Although small in scope, the boycott illustrates some of the damage done to Google’s reputation by the acrimonious departures of Timnit Gebru and Margaret Mitchell, co-leaders of a team working to make AI systems more ethical. The controversy has drawn new attention to the influence of technology companies on AI research, and led researchers inside and outside of Google to question whether it was distort research in the impact of AI on society.
In December, Gebru said she was fired after resisting pressure to remove or remove his name from a research paper highlighting the drawbacks of word processing technology. Mitchell, a co-author on paper, was fired in February, apparently after trying to gather evidence about Gebru’s treatment at Google. This month, a premier conference on equity and transparency in IT, where paper has been presented Last week, Google stripped from its list of sponsors.
The three-day event hosted by Google this week is called the Machine Learning and Robot Safety Workshop. Hadas Kress-Gazit, professor of robotics at Cornell, was invited in January, after Gebru left the company but before Mitchell left. His research group is working on creating software to reliably control robots, which can protect machines and the people around them.

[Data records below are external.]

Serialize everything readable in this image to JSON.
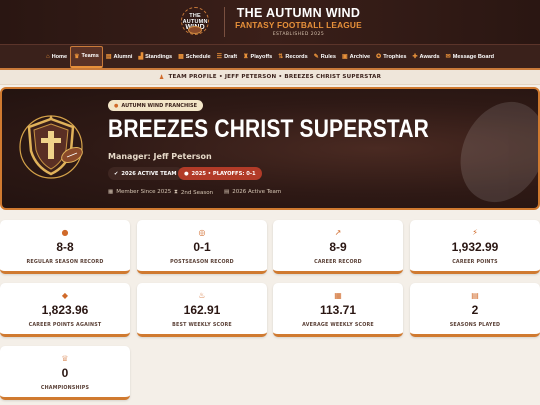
{
  "brand": {
    "logo_line1": "THE AUTUMN",
    "logo_line2": "WIND",
    "title": "THE AUTUMN WIND",
    "subtitle": "FANTASY FOOTBALL LEAGUE",
    "established": "ESTABLISHED 2025"
  },
  "nav": {
    "items": [
      {
        "label": "Home",
        "icon": "home-icon",
        "glyph": "⌂",
        "active": false
      },
      {
        "label": "Teams",
        "icon": "teams-icon",
        "glyph": "♛",
        "active": true
      },
      {
        "label": "Alumni",
        "icon": "alumni-icon",
        "glyph": "▤",
        "active": false
      },
      {
        "label": "Standings",
        "icon": "standings-icon",
        "glyph": "▟",
        "active": false
      },
      {
        "label": "Schedule",
        "icon": "schedule-icon",
        "glyph": "▦",
        "active": false
      },
      {
        "label": "Draft",
        "icon": "draft-icon",
        "glyph": "☰",
        "active": false
      },
      {
        "label": "Playoffs",
        "icon": "playoffs-icon",
        "glyph": "♜",
        "active": false
      },
      {
        "label": "Records",
        "icon": "records-icon",
        "glyph": "⇅",
        "active": false
      },
      {
        "label": "Rules",
        "icon": "rules-icon",
        "glyph": "✎",
        "active": false
      },
      {
        "label": "Archive",
        "icon": "archive-icon",
        "glyph": "▣",
        "active": false
      },
      {
        "label": "Trophies",
        "icon": "trophies-icon",
        "glyph": "✪",
        "active": false
      },
      {
        "label": "Awards",
        "icon": "awards-icon",
        "glyph": "✚",
        "active": false
      },
      {
        "label": "Message Board",
        "icon": "message-board-icon",
        "glyph": "✉",
        "active": false
      }
    ]
  },
  "breadcrumb": {
    "icon": "user-icon",
    "text": "TEAM PROFILE • JEFF PETERSON • BREEZES CHRIST SUPERSTAR"
  },
  "hero": {
    "franchise_label": "AUTUMN WIND FRANCHISE",
    "team_name": "BREEZES CHRIST SUPERSTAR",
    "manager": "Manager: Jeff Peterson",
    "active_badge": "2026 ACTIVE TEAM",
    "playoffs_badge": "2025 • PLAYOFFS: 0-1",
    "member_since": "Member Since 2025",
    "season": "2nd Season",
    "active_team": "2026 Active Team"
  },
  "stats": [
    {
      "icon": "football-icon",
      "glyph": "●",
      "value": "8-8",
      "label": "REGULAR SEASON RECORD"
    },
    {
      "icon": "medal-icon",
      "glyph": "◎",
      "value": "0-1",
      "label": "POSTSEASON RECORD"
    },
    {
      "icon": "chart-line-icon",
      "glyph": "↗",
      "value": "8-9",
      "label": "CAREER RECORD"
    },
    {
      "icon": "bolt-icon",
      "glyph": "⚡",
      "value": "1,932.99",
      "label": "CAREER POINTS"
    },
    {
      "icon": "shield-icon",
      "glyph": "◆",
      "value": "1,823.96",
      "label": "CAREER POINTS AGAINST"
    },
    {
      "icon": "fire-icon",
      "glyph": "♨",
      "value": "162.91",
      "label": "BEST WEEKLY SCORE"
    },
    {
      "icon": "calculator-icon",
      "glyph": "▦",
      "value": "113.71",
      "label": "AVERAGE WEEKLY SCORE"
    },
    {
      "icon": "calendar-icon",
      "glyph": "▤",
      "value": "2",
      "label": "SEASONS PLAYED"
    },
    {
      "icon": "trophy-icon",
      "glyph": "♕",
      "value": "0",
      "label": "CHAMPIONSHIPS"
    }
  ],
  "colors": {
    "accent": "#d07a30",
    "dark": "#2e1915",
    "playoffs": "#b23b28"
  }
}
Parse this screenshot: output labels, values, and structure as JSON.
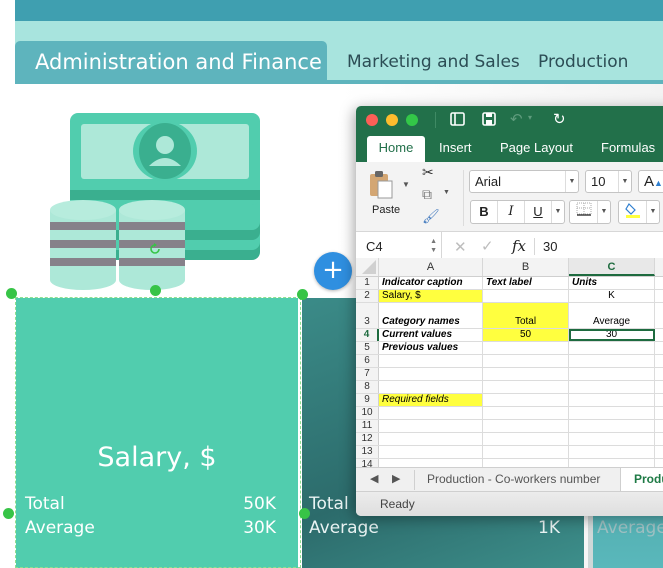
{
  "dashboard": {
    "tabs": [
      {
        "label": "Administration and Finance",
        "active": true
      },
      {
        "label": "Marketing and Sales",
        "active": false
      },
      {
        "label": "Production",
        "active": false
      }
    ],
    "add_button": "+",
    "cards": [
      {
        "title": "Salary, $",
        "total_label": "Total",
        "total_value": "50K",
        "average_label": "Average",
        "average_value": "30K"
      },
      {
        "title": "",
        "total_label": "Total",
        "total_value": "",
        "average_label": "Average",
        "average_value": "1K"
      },
      {
        "title": "",
        "average_label": "Average"
      }
    ],
    "colors": {
      "card_primary": "#51cdae",
      "card_secondary": "#2c6b6b",
      "tab_active": "#5eb4bd",
      "tab_strip": "#a8e4de",
      "banner": "#3f9fb0",
      "selection_handle": "#37c447"
    }
  },
  "excel": {
    "quick_access": {
      "sidebar_icon": "▯",
      "save_icon": "💾",
      "undo_icon": "↶",
      "redo_icon": "↻"
    },
    "ribbon_tabs": [
      "Home",
      "Insert",
      "Page Layout",
      "Formulas"
    ],
    "active_ribbon_tab": "Home",
    "clipboard": {
      "paste_label": "Paste"
    },
    "font": {
      "name": "Arial",
      "size": "10",
      "grow_label": "A"
    },
    "format_buttons": {
      "bold": "B",
      "italic": "I",
      "underline": "U"
    },
    "formula_bar": {
      "cell_ref": "C4",
      "fx_label": "fx",
      "value": "30"
    },
    "columns": [
      "A",
      "B",
      "C"
    ],
    "selected_column": "C",
    "rows": [
      {
        "n": "1",
        "a": "Indicator caption",
        "b": "Text label",
        "c": "Units"
      },
      {
        "n": "2",
        "a": "Salary, $",
        "b": "",
        "c": "K"
      },
      {
        "n": "3",
        "a": "Category names",
        "b": "Total",
        "c": "Average"
      },
      {
        "n": "4",
        "a": "Current values",
        "b": "50",
        "c": "30"
      },
      {
        "n": "5",
        "a": "Previous values",
        "b": "",
        "c": ""
      },
      {
        "n": "6",
        "a": "",
        "b": "",
        "c": ""
      },
      {
        "n": "7",
        "a": "",
        "b": "",
        "c": ""
      },
      {
        "n": "8",
        "a": "",
        "b": "",
        "c": ""
      },
      {
        "n": "9",
        "a": "Required fields",
        "b": "",
        "c": ""
      },
      {
        "n": "10",
        "a": "",
        "b": "",
        "c": ""
      },
      {
        "n": "11",
        "a": "",
        "b": "",
        "c": ""
      },
      {
        "n": "12",
        "a": "",
        "b": "",
        "c": ""
      },
      {
        "n": "13",
        "a": "",
        "b": "",
        "c": ""
      },
      {
        "n": "14",
        "a": "",
        "b": "",
        "c": ""
      }
    ],
    "active_cell": "C4",
    "highlight_color": "#ffff3f",
    "accent_color": "#22704a",
    "sheet_tabs": [
      {
        "label": "Production - Co-workers number",
        "active": false
      },
      {
        "label": "Produ",
        "active": true
      }
    ],
    "status": "Ready"
  }
}
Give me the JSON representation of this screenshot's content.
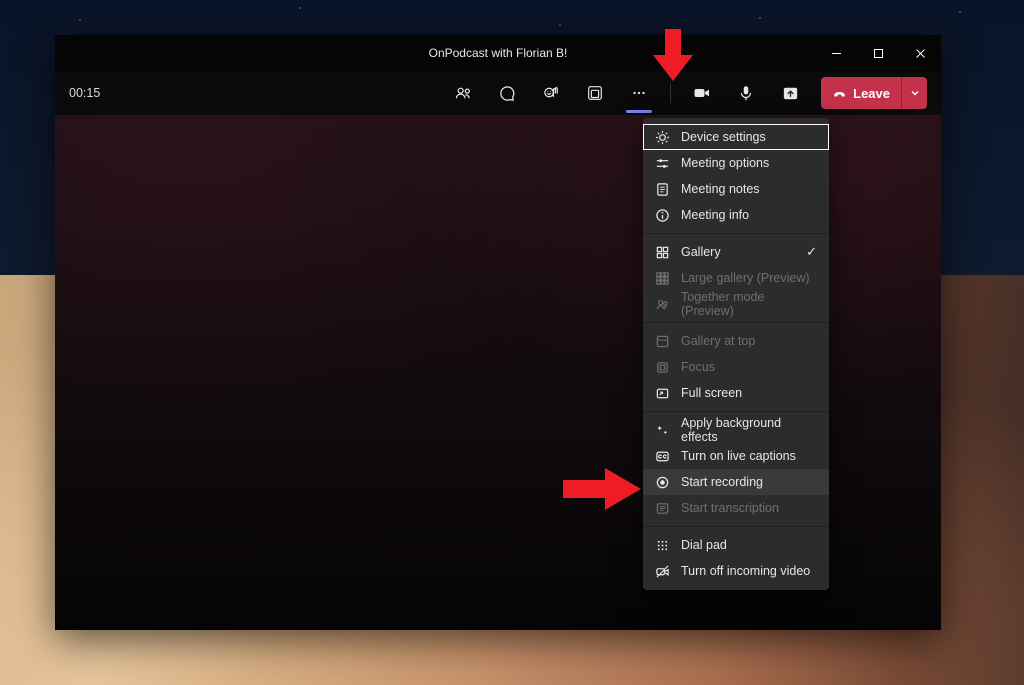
{
  "titlebar": {
    "title": "OnPodcast with Florian B!"
  },
  "toolbar": {
    "timer": "00:15",
    "leave_label": "Leave"
  },
  "menu": {
    "groups": [
      [
        {
          "key": "device_settings",
          "label": "Device settings",
          "icon": "gear",
          "selected": true
        },
        {
          "key": "meeting_options",
          "label": "Meeting options",
          "icon": "sliders"
        },
        {
          "key": "meeting_notes",
          "label": "Meeting notes",
          "icon": "notes"
        },
        {
          "key": "meeting_info",
          "label": "Meeting info",
          "icon": "info"
        }
      ],
      [
        {
          "key": "gallery",
          "label": "Gallery",
          "icon": "grid",
          "checked": true
        },
        {
          "key": "large_gallery",
          "label": "Large gallery (Preview)",
          "icon": "grid-large",
          "disabled": true
        },
        {
          "key": "together_mode",
          "label": "Together mode (Preview)",
          "icon": "people",
          "disabled": true
        }
      ],
      [
        {
          "key": "gallery_at_top",
          "label": "Gallery at top",
          "icon": "layout-top",
          "disabled": true
        },
        {
          "key": "focus",
          "label": "Focus",
          "icon": "frame",
          "disabled": true
        },
        {
          "key": "full_screen",
          "label": "Full screen",
          "icon": "fullscreen"
        }
      ],
      [
        {
          "key": "apply_bg",
          "label": "Apply background effects",
          "icon": "sparkle"
        },
        {
          "key": "live_captions",
          "label": "Turn on live captions",
          "icon": "cc"
        },
        {
          "key": "start_recording",
          "label": "Start recording",
          "icon": "record",
          "hover": true
        },
        {
          "key": "start_transcription",
          "label": "Start transcription",
          "icon": "transcript",
          "disabled": true
        }
      ],
      [
        {
          "key": "dial_pad",
          "label": "Dial pad",
          "icon": "dialpad"
        },
        {
          "key": "incoming_video_off",
          "label": "Turn off incoming video",
          "icon": "video-off"
        }
      ]
    ]
  }
}
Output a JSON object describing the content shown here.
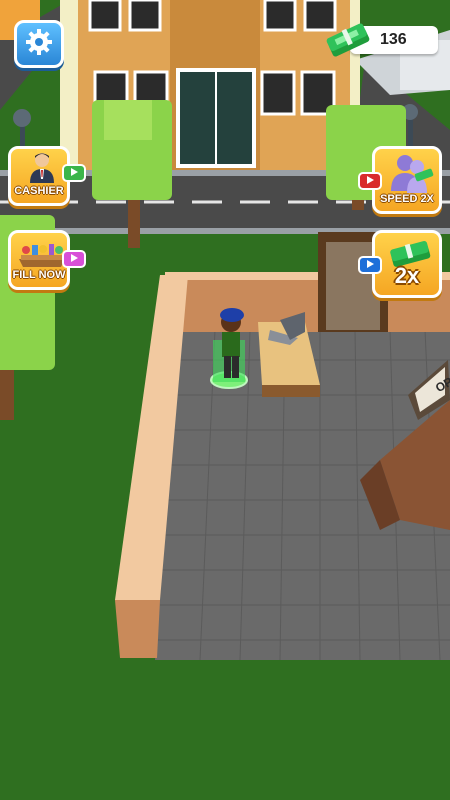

But after the controversy over Google’s AI ethics snowballed and the event loomed closer, she began to reconsider.
On Friday morning, Kress-Gazit emailed event organizers to let them know that she would not be attending as she did not wish to be associated with Google search in any way. “Not only is the search process and Google’s integrity tainted, but it’s clear from the way these women have been treated that all of the talk about corporate diversity is performative,” a- she writes. Kress-Gazit says she wasn’t expecting it. her action had a lot of effect on Google, or her own future work, but she wanted to show her solidarity with Gebru and Mitchell, their team and their research program.
Another guest at the event, Scott Niekum, director of a robotics lab at the University of Texas at Austin, made a similar decision. “Google has shown an astonishing lack of leadership and commitment to open science, ethics and diversity in their treatment of the ethical AI team, especially Drs. Gebru and Mitchell, ”he wrote in his own email to the workshop organizers, asking them to convey his decision and comment on Google leadership.
Niekum’s colleague at UT Austin, Assistant Professor Vijay Chidambaram, who works on computer storage systems, tweeted in support of Kress-Gazit’s protest against Google on Friday and said he would no longer seek funding from Google. His department’s webpage says his work has been supported by the company in the past.
“If academia still has the incentive to search for Google’s next payment,” he wrote, researchers could “continue to rationalize and excuse everything Google does.” He said the position might force his students to find other sources of funding, but that opting out of the company was “the right thing to do.” Chidambaram did not respond to requests for comment.
Google is closely linked to computer research around the world, especially in the area of machine learning. The company offers several funding programs for graduate students and academics, including one for early career teachers which offers grants of up to $ 60,000.